> _Exercise objective_
Tally every line in the data that has the word "Rockcrest" and report only the total.

Entries from a dataset of interfaces
■ ■ ■ ■ ■ ■ ■

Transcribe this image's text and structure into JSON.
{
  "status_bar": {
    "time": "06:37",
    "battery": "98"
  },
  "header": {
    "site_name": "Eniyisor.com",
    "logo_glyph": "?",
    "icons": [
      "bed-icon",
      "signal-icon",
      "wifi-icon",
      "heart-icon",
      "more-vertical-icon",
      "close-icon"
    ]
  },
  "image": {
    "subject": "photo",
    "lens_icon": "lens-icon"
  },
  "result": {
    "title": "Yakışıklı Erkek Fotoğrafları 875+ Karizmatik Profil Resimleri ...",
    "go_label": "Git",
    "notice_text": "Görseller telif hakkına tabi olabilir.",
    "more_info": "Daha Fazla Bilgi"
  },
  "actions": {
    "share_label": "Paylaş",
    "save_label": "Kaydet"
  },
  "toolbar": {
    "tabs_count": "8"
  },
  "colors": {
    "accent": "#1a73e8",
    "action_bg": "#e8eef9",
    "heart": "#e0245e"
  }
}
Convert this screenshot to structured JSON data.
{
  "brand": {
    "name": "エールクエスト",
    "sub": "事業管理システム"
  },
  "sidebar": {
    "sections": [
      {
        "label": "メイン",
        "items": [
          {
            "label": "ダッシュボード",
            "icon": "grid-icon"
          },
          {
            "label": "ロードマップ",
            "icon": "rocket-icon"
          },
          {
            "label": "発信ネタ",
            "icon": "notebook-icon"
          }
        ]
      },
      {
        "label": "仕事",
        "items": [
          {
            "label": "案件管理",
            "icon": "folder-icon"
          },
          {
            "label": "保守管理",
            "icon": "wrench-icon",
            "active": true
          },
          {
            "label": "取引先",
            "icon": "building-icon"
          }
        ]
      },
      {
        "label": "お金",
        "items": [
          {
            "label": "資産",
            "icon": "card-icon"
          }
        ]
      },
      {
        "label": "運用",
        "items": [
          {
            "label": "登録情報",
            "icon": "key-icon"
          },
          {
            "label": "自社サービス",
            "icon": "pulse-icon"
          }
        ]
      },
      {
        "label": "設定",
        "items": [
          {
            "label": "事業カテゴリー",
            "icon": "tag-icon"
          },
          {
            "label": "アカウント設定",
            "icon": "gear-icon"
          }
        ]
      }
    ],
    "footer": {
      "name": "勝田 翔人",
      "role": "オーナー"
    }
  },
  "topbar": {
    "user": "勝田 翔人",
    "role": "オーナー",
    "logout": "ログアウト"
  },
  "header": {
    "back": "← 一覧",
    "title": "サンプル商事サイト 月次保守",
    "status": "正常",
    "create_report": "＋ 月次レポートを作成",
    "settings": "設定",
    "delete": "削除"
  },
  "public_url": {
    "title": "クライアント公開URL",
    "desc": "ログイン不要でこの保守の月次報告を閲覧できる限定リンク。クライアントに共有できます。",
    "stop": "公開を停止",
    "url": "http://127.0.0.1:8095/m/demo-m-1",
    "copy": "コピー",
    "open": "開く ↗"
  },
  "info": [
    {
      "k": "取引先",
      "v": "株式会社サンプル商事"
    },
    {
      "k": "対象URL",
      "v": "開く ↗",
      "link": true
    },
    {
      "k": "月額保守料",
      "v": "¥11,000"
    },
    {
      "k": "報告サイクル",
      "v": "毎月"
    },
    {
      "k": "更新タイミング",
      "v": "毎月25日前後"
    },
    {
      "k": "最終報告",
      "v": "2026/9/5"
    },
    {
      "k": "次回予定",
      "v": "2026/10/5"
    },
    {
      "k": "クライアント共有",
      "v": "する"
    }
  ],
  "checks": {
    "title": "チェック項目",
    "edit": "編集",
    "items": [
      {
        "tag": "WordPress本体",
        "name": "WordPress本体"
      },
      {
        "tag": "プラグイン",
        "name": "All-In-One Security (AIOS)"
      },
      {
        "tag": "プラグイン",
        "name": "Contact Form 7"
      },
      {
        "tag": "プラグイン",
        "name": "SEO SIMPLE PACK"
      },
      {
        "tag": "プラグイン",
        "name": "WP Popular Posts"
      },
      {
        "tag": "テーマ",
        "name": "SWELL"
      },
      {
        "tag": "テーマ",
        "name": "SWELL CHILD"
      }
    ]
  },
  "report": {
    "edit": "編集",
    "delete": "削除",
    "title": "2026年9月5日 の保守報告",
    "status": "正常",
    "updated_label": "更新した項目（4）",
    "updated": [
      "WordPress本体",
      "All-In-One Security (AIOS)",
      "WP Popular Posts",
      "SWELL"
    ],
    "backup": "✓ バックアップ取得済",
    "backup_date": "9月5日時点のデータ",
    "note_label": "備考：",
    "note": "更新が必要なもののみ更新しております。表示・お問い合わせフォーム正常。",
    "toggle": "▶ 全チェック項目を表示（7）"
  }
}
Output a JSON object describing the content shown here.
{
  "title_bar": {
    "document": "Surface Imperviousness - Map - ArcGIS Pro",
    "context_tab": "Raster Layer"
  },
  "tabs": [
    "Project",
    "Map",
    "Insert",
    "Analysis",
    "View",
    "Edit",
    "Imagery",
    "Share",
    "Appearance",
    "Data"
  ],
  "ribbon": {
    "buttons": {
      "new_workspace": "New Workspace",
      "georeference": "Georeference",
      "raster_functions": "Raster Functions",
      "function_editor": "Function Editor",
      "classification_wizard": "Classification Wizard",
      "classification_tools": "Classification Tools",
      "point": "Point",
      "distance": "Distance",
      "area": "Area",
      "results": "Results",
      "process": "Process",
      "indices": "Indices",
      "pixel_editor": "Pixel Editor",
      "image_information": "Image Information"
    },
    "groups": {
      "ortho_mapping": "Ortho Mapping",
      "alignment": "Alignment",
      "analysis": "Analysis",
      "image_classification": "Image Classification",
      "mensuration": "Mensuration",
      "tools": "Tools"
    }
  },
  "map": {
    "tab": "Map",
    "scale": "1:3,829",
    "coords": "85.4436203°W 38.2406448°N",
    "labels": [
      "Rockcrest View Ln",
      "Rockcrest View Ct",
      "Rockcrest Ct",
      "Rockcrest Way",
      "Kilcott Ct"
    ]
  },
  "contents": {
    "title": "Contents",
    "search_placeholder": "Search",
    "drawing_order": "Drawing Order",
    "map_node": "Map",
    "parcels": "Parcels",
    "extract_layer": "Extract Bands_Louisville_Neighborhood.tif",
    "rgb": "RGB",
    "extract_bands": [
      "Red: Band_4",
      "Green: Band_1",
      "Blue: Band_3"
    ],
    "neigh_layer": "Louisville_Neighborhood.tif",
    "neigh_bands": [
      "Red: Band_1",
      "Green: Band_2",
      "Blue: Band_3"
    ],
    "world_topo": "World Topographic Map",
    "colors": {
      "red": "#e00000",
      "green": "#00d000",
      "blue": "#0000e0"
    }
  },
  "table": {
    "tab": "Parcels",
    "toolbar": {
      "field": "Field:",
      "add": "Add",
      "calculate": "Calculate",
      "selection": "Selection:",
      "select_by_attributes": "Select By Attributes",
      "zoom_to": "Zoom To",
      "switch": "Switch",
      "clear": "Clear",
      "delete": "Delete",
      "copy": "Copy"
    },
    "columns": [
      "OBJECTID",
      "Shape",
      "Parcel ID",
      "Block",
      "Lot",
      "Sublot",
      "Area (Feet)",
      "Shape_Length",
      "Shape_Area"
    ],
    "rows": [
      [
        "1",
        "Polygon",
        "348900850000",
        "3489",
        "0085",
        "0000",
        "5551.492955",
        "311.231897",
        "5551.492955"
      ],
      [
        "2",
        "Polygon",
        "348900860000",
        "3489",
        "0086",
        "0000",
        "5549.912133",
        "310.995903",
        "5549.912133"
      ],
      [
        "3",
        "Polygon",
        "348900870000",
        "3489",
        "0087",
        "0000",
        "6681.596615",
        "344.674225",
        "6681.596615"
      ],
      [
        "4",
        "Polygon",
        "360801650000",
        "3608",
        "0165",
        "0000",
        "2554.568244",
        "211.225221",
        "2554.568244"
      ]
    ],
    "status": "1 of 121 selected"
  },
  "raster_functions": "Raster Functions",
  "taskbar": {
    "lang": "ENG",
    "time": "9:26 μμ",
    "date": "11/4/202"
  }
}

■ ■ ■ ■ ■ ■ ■

> _Answer to this problem_
4